This program serves as a model for many other communities and fuels management officer, Capt. Mike Brandt who started it all, is constantly being asked to share his knowledge and expertise with towns who realize that Pine and Strawberry are setting the standard when it comes to fire wise safety practices.
However, in order to ensure that the program continues, it is essential for all those who utilize the service to do their part as well. When you stack your brush for removal, it’s extremely important that you fill out the essential paperwork necessary for documentation to justify the grants. There are three methods to obtain the paperwork: If you happen to be around when the truck comes by, you can get the paperwork directly from the crew. Otherwise you may call the Pine Fire Department’s administrative office at 476-4272 and request a form. Last, you can download the form from the fire department’s Web site, www.pine-strawberryfire.com.
Last Saturday’s Pet Parade turned out to be quite the event, with at least 20 or so pooches, several stuffed animals, and four adorable miniature horses in the lineup. The animals and owners all seemed to enjoy the spotlight as they pranced around the school and then over to the ramada where the Community Fun Day was getting started. It was a fun time and great way to kick off the warmer weather.
A rummage sale will take place May 2 under the new ramada in Pine from 8 a.m. until around 2 p.m. All proceeds from this annual event will go to benefit student activities at the Pine Strawberry Elementary School. Last year’s sale was a great success and the organizers expect this year to be even better.
Thursday, May 7 is the National Day of Prayer. The theme for this year’s event is “Prayer ... America’s Hope.” The scheduled events in our community include “Meet you at the Pole” at the Pine Strawberry Elementary School flagpole from 7:30 a.m. until 8 a.m. There will also be a gathering from 11 a.m. until noon at the Pine Community Center ramada.
May 9 is the first of the season, Second Saturday Shop Hop in Pine. This has become a favorite event of locals and visitors alike, as many shops offer refreshments, entertainment and very special discount prices. If you haven’t been to Pine lately, it’s the perfect opportunity to come up for the day.
The Friends of Pine Library are hosting a grand opening of the Isabelle Hunt Memorial Library Gift Shop on Saturday, May 16 from 10 a.m. until 2 p.m. The gift shop is located in the historic library, next to the Randall House Restaurant.

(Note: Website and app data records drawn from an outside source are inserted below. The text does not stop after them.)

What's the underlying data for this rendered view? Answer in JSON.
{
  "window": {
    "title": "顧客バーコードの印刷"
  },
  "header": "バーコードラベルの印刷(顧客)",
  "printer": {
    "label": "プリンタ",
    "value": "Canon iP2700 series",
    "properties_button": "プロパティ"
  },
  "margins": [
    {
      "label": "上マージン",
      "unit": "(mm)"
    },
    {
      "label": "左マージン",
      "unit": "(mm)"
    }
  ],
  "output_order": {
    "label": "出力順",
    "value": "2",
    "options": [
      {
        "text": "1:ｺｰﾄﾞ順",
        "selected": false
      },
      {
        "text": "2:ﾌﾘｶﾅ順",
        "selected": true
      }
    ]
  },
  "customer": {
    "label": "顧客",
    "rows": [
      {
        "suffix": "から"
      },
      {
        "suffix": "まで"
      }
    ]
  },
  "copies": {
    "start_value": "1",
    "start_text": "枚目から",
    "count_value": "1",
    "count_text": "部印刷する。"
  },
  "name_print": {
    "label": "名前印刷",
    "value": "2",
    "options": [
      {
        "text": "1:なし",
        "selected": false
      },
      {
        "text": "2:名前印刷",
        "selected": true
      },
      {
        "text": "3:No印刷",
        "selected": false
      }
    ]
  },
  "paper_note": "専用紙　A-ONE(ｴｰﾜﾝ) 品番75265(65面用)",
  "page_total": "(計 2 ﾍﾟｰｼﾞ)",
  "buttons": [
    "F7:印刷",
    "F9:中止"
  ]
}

Antique tractor show
This is just one of several events taking place on May 16 including the first Antique Tractor Show in downtown Pine. Organizers Dave Fohr (928-476-3623) and Randy Ahrens (928-476-4151) expect at least 30 to 50 tractors from all over Arizona to be on view from 8 a.m. until around 3 p.m. They’ll be lined up all along Highway 87. There will be many awards given for various categories and this is shaping up to be quite a show.
May 16 is also the day of the ramada dedication. Between 11 a.m. and 2 p.m. there will be several speakers, fire safety demonstrations, food and fun for the whole community. With all the activities, it’s obvious that Pine is the place to be on Saturday, May 16!
Help celebrate National Book Week with fellow readers and Clifford the Big Red Dog at the Isabelle Hunt Memorial Library in Pine beginning on Sunday, May 10. There will be activities throughout the entire week, including a visit by Clifford himself at 1 p.m. on Saturday, May 16.
Congratulations to Melanie Brice who was the winner of the rocking chair and quilt raffle to benefit programs at the library.
Don’t forget that the Pine Strawberry Riff Raff Club is accepting donations for its annual garage sale. You can bring your good, usable items (they accept everything except clothing), to the Bishop Realty Storage Unit (unit 187) on the Old County Road in Pine every Saturday from noon until 4 p.m. If you have large items to donate, call Bruce Wicks at 476-2411.